Even as Saina Nehwal fights pitched battles against the world’s best players, there is an unearthly calm in her corner. Even at the tensest moments, Pullela Gopichand has never betrayed any sign of emotion – there is at once an air of calm about him, the sort of calm that is needed to figure out a constantly evolving puzzle. This was the prime quality Gopi had when he was at his prime as a player – the ability to be clear-headed at intense moments, and it is this quality that comes to the aid of his most talented student.
As Saina returns after yet another victorious campaign, Gopi talks to Dev S Sukumar about his celebrated trainee and his own role in sculpting her success:
Was the Indonesia Open Saina’s best-ever win?
It was a very good win. It’s one of the best she’s won. Overall, it’s a very creditable achievement. The quarterfinal especially, the way she recovered from the second game loss after Shixian saved two match points, and the way she recovered after that long match to win the semifinal and final…
When I’m with her I get involved with everything. There’s a need to do things at the right time. (Physio) Kiran obviously is a big help, but I also monitor everything that she needs to do.
With so much strategy involved, and considering that her opponents are also studying her, how do you keep on top of the game?
There’s a need to be smart. You need to be ahead, and sometimes go by gut feel and intuition. At the end of the day, you need confidence to plan and tell your player to execute a certain strategy. It involves a lot of things. You need to be updated, and need to think of what’s to be done.
Has strategising in today’s game changed much from your playing days?
Back then, I didn’t do it as much. Since I’m on the job now, I’m a lot more focused. Also, I have more time to strategise in between tournaments.
Saina was reported to have lost weight to improve her movement. Was that one reason for her success in Indonesia?
It was a conscious decision taken; continuous improvement is necessary. Saina’s game is different today from what it was a few years ago. It’s important for her to keep getting better and sharper.
Kashyap’s was a brilliant win against Chen Long…
Phenomenal. The way he played, it was very important to be very precise. It’s not that Chen Long is unbeatable.

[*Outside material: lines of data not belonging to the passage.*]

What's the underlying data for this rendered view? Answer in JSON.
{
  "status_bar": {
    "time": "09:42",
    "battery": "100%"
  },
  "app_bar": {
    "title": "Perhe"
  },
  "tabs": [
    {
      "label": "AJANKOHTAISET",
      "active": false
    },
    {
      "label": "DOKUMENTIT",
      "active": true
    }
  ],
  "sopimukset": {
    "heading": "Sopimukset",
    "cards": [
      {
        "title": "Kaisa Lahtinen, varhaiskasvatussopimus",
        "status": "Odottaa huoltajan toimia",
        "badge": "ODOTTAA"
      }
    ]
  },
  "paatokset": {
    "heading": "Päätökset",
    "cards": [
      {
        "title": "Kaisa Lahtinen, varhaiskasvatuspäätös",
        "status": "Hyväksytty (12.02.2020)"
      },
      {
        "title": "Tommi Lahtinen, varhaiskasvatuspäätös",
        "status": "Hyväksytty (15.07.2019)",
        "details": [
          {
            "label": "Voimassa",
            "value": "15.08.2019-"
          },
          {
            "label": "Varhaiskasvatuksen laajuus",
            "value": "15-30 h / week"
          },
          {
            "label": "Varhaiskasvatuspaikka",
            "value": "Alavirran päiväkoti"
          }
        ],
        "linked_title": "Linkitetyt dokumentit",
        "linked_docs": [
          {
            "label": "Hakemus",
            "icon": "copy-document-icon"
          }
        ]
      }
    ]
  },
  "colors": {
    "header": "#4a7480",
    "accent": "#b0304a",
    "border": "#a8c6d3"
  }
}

Saina will play at that level for one-and-a-half hours with intensity and not get bored (of training). You’ve to get them to do it when results are coming, and when results are not coming.